A paid arrangement with Clark County Fire and Rescue would improve staffing, ambulatory services and training, but it remains uncertain whether the city can afford spending between $120,000 to $140,000 in 2012 on such a contract. The city would have to decide between the need to repair roads and the need for better fire and ambulatory services, for instance, said Benjamin Fredricks, chairman of the city’s finance committee.

Should the paid arrangement happen it would be the first step toward a regional fire authority in north Clark County that would consolidate fire operations and costs for all involved, Woodland officials said.

Under such a scenario, there would no longer be a Woodland Fire Department but the residents of Woodland would have access to better fire and emergency response resources, Jackson said.

A major reason why Woodland needs to sign an agreement with Clark County Fire and Rescue is its current staffing system is “not sustainable,” Jackson said.

“If one person is out sick or injured, it creates a staffing shortage,” he said, noting his department has three full-time firefighters and relies mostly on its 38 volunteers and four interns. Contracting with Clark County Fire and Rescue would ensure there were at least two available full-time firefighters in the city at a time, he added.

A contract with Clark County Fire and Rescue would also improve emergency response, Jackson said, because Clark County provides advanced life support services, something Woodland does not have.

“It assists us in absorbing costs and assists us in efficiencies and broadens our resources,” said Woodland Councilwoman Marilee McCall, who heads the city’s public safety committee. McCall noted it would help the city retain volunteers better.

Jackson also anticipates partnering with Clark County Fire and Rescue would improve his department’s fire insurance rating, meaning residents would likely pay less on their fire insurance.

Talk of a paid arrangement between Clark County Fire and Rescue and Woodland has not moved further than that, Clark County officials said.

“It’s an idea that’s been talked about,” said Larry Bartel, deputy chief of support services with Clark County Fire and Rescue. He stressed no official recommendations had been made by either side.
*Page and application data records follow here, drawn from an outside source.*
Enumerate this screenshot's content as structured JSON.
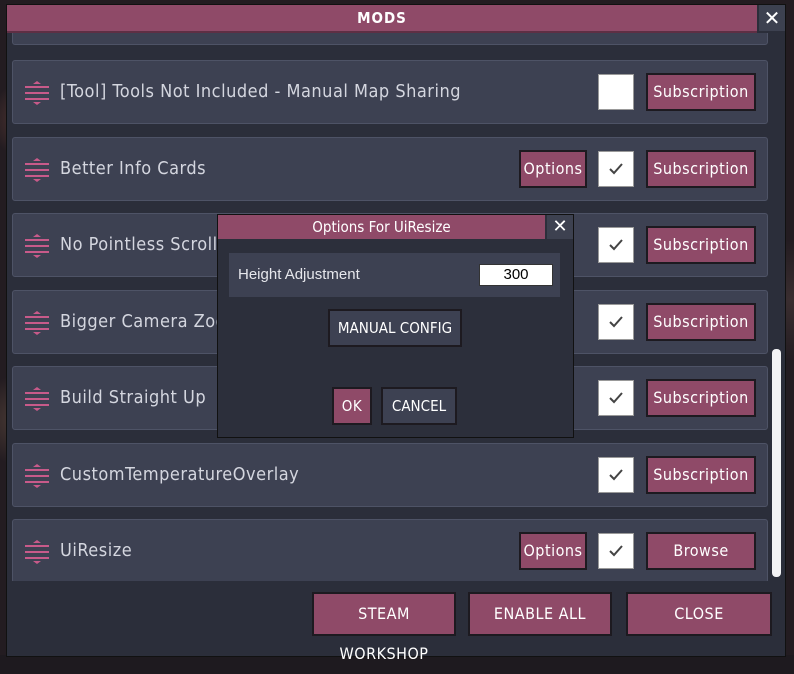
{
  "window": {
    "title": "MODS",
    "close_glyph": "✕"
  },
  "mods": [
    {
      "label": "",
      "has_options": false,
      "checked": false,
      "action_label": ""
    },
    {
      "label": "[Tool] Tools Not Included - Manual Map Sharing",
      "has_options": false,
      "checked": false,
      "action_label": "Subscription"
    },
    {
      "label": "Better Info Cards",
      "has_options": true,
      "options_label": "Options",
      "checked": true,
      "action_label": "Subscription"
    },
    {
      "label": "No Pointless Scrollb",
      "has_options": false,
      "checked": true,
      "action_label": "Subscription"
    },
    {
      "label": "Bigger Camera Zoon",
      "has_options": false,
      "checked": true,
      "action_label": "Subscription"
    },
    {
      "label": "Build Straight Up",
      "has_options": false,
      "checked": true,
      "action_label": "Subscription"
    },
    {
      "label": "CustomTemperatureOverlay",
      "has_options": false,
      "checked": true,
      "action_label": "Subscription"
    },
    {
      "label": "UiResize",
      "has_options": true,
      "options_label": "Options",
      "checked": true,
      "action_label": "Browse"
    }
  ],
  "scroll": {
    "position": 0.9
  },
  "footer": {
    "steam_workshop": "STEAM WORKSHOP",
    "enable_all": "ENABLE ALL",
    "close": "CLOSE"
  },
  "dialog": {
    "title": "Options For UiResize",
    "close_glyph": "✕",
    "field_label": "Height Adjustment",
    "field_value": "300",
    "manual_config": "MANUAL CONFIG",
    "ok": "OK",
    "cancel": "CANCEL"
  },
  "icons": {
    "drag": "drag-handle-icon",
    "check": "check-icon",
    "close": "close-icon"
  },
  "colors": {
    "accent": "#8f4a68",
    "panel": "#2b2e3a",
    "row": "#3d4152",
    "handle": "#c85a8a"
  }
}
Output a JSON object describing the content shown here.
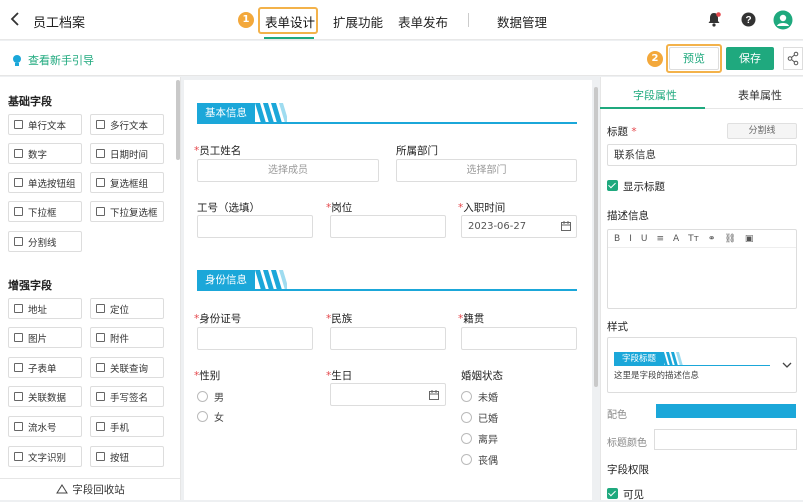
{
  "header": {
    "title": "员工档案",
    "tabs": [
      "表单设计",
      "扩展功能",
      "表单发布",
      "数据管理"
    ],
    "step1": "1",
    "step2": "2"
  },
  "subbar": {
    "guide": "查看新手引导",
    "preview": "预览",
    "save": "保存"
  },
  "left": {
    "basic_title": "基础字段",
    "basic": [
      "单行文本",
      "多行文本",
      "数字",
      "日期时间",
      "单选按钮组",
      "复选框组",
      "下拉框",
      "下拉复选框",
      "分割线"
    ],
    "advanced_title": "增强字段",
    "advanced": [
      "地址",
      "定位",
      "图片",
      "附件",
      "子表单",
      "关联查询",
      "关联数据",
      "手写签名",
      "流水号",
      "手机",
      "文字识别",
      "按钮"
    ],
    "recycle": "字段回收站"
  },
  "canvas": {
    "sec1": "基本信息",
    "sec2": "身份信息",
    "name_label": "员工姓名",
    "name_ph": "选择成员",
    "dept_label": "所属部门",
    "dept_ph": "选择部门",
    "jobno_label": "工号（选填）",
    "post_label": "岗位",
    "join_label": "入职时间",
    "join_value": "2023-06-27",
    "id_label": "身份证号",
    "nation_label": "民族",
    "native_label": "籍贯",
    "gender_label": "性别",
    "gender": [
      "男",
      "女"
    ],
    "birth_label": "生日",
    "marital_label": "婚姻状态",
    "marital": [
      "未婚",
      "已婚",
      "离异",
      "丧偶"
    ]
  },
  "right": {
    "tab_field": "字段属性",
    "tab_form": "表单属性",
    "title_label": "标题",
    "divider_btn": "分割线",
    "title_value": "联系信息",
    "show_title": "显示标题",
    "desc_label": "描述信息",
    "toolbar": [
      "B",
      "I",
      "U",
      "≡",
      "A",
      "Tт",
      "⚭",
      "⛓",
      "▣"
    ],
    "style_label": "样式",
    "style_preview_title": "字段标题",
    "style_preview_desc": "这里是字段的描述信息",
    "color_label": "配色",
    "title_color_label": "标题颜色",
    "perm_label": "字段权限",
    "visible": "可见"
  },
  "colors": {
    "accent": "#1fa97e",
    "section": "#1ba7d9",
    "highlight": "#f3b24a"
  }
}
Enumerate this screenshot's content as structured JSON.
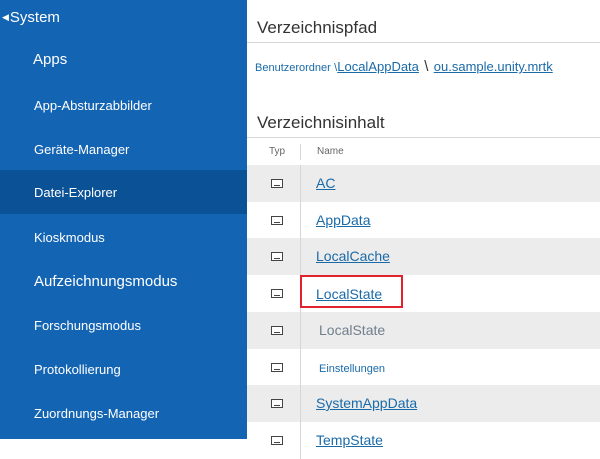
{
  "sidebar": {
    "system_label": "System",
    "apps_label": "Apps",
    "items": [
      {
        "label": "App-Absturzabbilder",
        "active": false
      },
      {
        "label": "Geräte-Manager",
        "active": false
      },
      {
        "label": "Datei-Explorer",
        "active": true
      },
      {
        "label": "Kioskmodus",
        "active": false
      },
      {
        "label": "Aufzeichnungsmodus",
        "active": false
      },
      {
        "label": "Forschungsmodus",
        "active": false
      },
      {
        "label": "Protokollierung",
        "active": false
      },
      {
        "label": "Zuordnungs-Manager",
        "active": false
      }
    ]
  },
  "path_section": {
    "title": "Verzeichnispfad",
    "root": "Benutzerordner",
    "segments": [
      "LocalAppData",
      "ou.sample.unity.mrtk"
    ],
    "separator": "\\"
  },
  "content_section": {
    "title": "Verzeichnisinhalt",
    "columns": [
      "Typ",
      "Name"
    ],
    "rows": [
      {
        "name": "AC",
        "style": "link"
      },
      {
        "name": "AppData",
        "style": "link"
      },
      {
        "name": "LocalCache",
        "style": "link"
      },
      {
        "name": "LocalState",
        "style": "link",
        "highlighted": true
      },
      {
        "name": "LocalState",
        "style": "plain"
      },
      {
        "name": "Einstellungen",
        "style": "small"
      },
      {
        "name": "SystemAppData",
        "style": "link"
      },
      {
        "name": "TempState",
        "style": "link"
      }
    ]
  },
  "colors": {
    "sidebar_bg": "#1464b4",
    "sidebar_active": "#0b5196",
    "link": "#1a6aa8",
    "highlight": "#e0232d"
  }
}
Ray Legendre: 360-735-4517; www.facebook.com/raylegend;www.twitter.com/col_smallcities;ray.legendre@columbian.com.